= Problem description =
Copy out every line of the data where the word "Power" is found.

== Source information

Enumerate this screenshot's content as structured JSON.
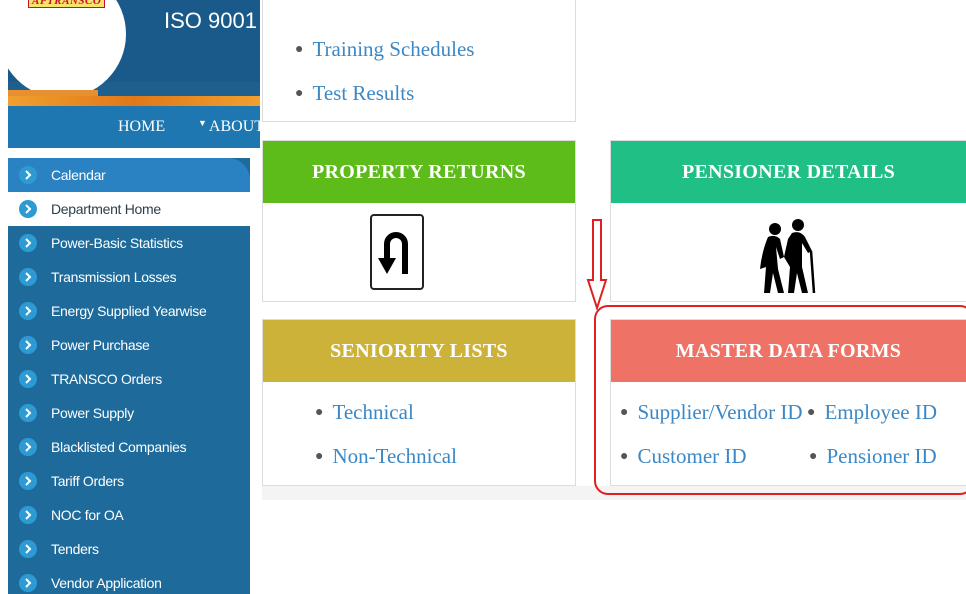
{
  "header": {
    "logo_text": "APTRANSCO",
    "iso_text": "ISO 9001"
  },
  "nav": {
    "home": "HOME",
    "about": "ABOUT"
  },
  "sidebar": {
    "items": [
      {
        "label": "Calendar",
        "state": "highlighted"
      },
      {
        "label": "Department Home",
        "state": "active"
      },
      {
        "label": "Power-Basic Statistics"
      },
      {
        "label": "Transmission Losses"
      },
      {
        "label": "Energy Supplied Yearwise"
      },
      {
        "label": "Power Purchase"
      },
      {
        "label": "TRANSCO Orders"
      },
      {
        "label": "Power Supply"
      },
      {
        "label": "Blacklisted Companies"
      },
      {
        "label": "Tariff Orders"
      },
      {
        "label": "NOC for OA"
      },
      {
        "label": "Tenders"
      },
      {
        "label": "Vendor Application"
      }
    ]
  },
  "cards": {
    "top": {
      "links": [
        "Training Schedules",
        "Test Results"
      ]
    },
    "property_returns": {
      "title": "PROPERTY RETURNS",
      "icon": "u-turn-sign-icon",
      "color": "#5dbb1a"
    },
    "seniority_lists": {
      "title": "SENIORITY LISTS",
      "links": [
        "Technical",
        "Non-Technical"
      ],
      "color": "#cdb23a"
    },
    "pensioner_details": {
      "title": "PENSIONER DETAILS",
      "icon": "elderly-couple-icon",
      "color": "#20bf86"
    },
    "master_data_forms": {
      "title": "MASTER DATA FORMS",
      "links": [
        "Supplier/Vendor ID",
        "Employee ID",
        "Customer ID",
        "Pensioner ID"
      ],
      "color": "#ee7366"
    }
  },
  "colors": {
    "sidebar_bg": "#1e6b9b",
    "navbar_bg": "#1e77b0",
    "link": "#3b88c6",
    "annotation": "#e02020"
  }
}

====

= Solution to the exercise =
        "label": "Power-Basic Statistics"
        "label": "Power Purchase"
        "label": "Power Supply"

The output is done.